– a night time shot of the moon
– a beautiful church in the evening
– a stunning landscape
– making running water appear fluid
You won’t get very far without a tripod with any of these shots. You will have an image, but it will be inferior to what you could have produced.
A tripod holds your camera steady and allows you to do the following
– take long exposures without camera shake
– use maximum depth of field (smallest aperture) for landscapes
– allow movement in your shots whilst keeping the background steady
Imagine you have a wonderful building in your local town. In the evening it is beautifully lit and there are trees and bushes surrounding it giving you a perfect opportunity for a gorgeous shot when there is still a bit of light in the sky. Even at full aperture you are thinking of perhaps half a second or more for the shutter speed.
If you don’t use a tripod, whatever you do, your shot will be blurred.
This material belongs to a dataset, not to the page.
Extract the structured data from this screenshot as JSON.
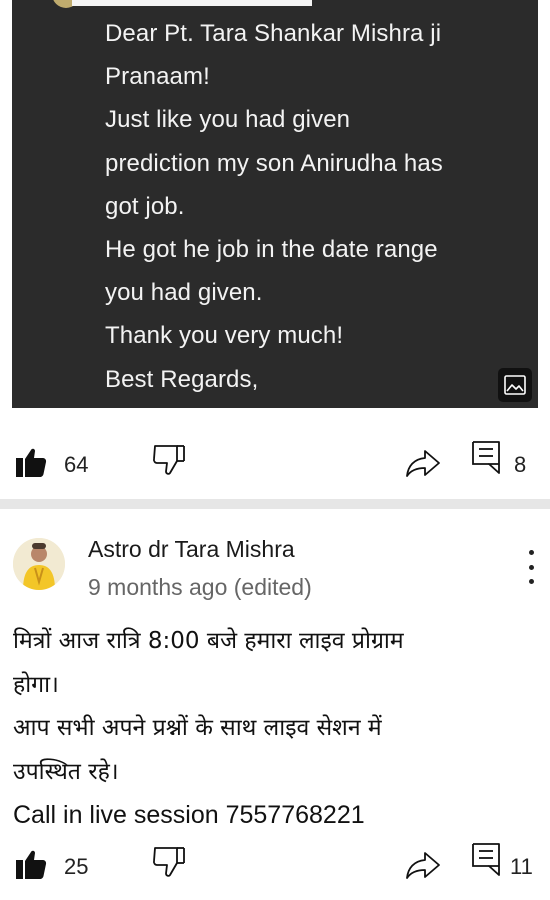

Get out your tripod. The you can choose a long enough exposure not only to take the initial shot you were anticipating but an even longer one to enable you to close down the aperture for the best depth of field.
Which tripod should you buy?
There are tripods to be had which cost only a few dollars. They look great (in the adverts). Don’t buy one! You will regret it. They are often made of inferior materials from obscure companies. The leg locking mechanisms are rough and prone to failure, the heads don’t move smoothly and the locks slip and wear out. They don’t easily take the weight of even a standard SLR camera and in unsettled conditions they will buckle, vibrate and warp. All of this will affect your final image.
A tripod is as important as the camera on it. It needs to be secure on uneven ground and weighty enough to take the camera and windy or inclement weather. The legs should lock positively and there should be no movement when they are extended. The head should be firmly seated and with positive and secure locking mechanisms. Always try one out in the store before you buy or borrow one from a friend. My golden rule is: spend as much as you can afford.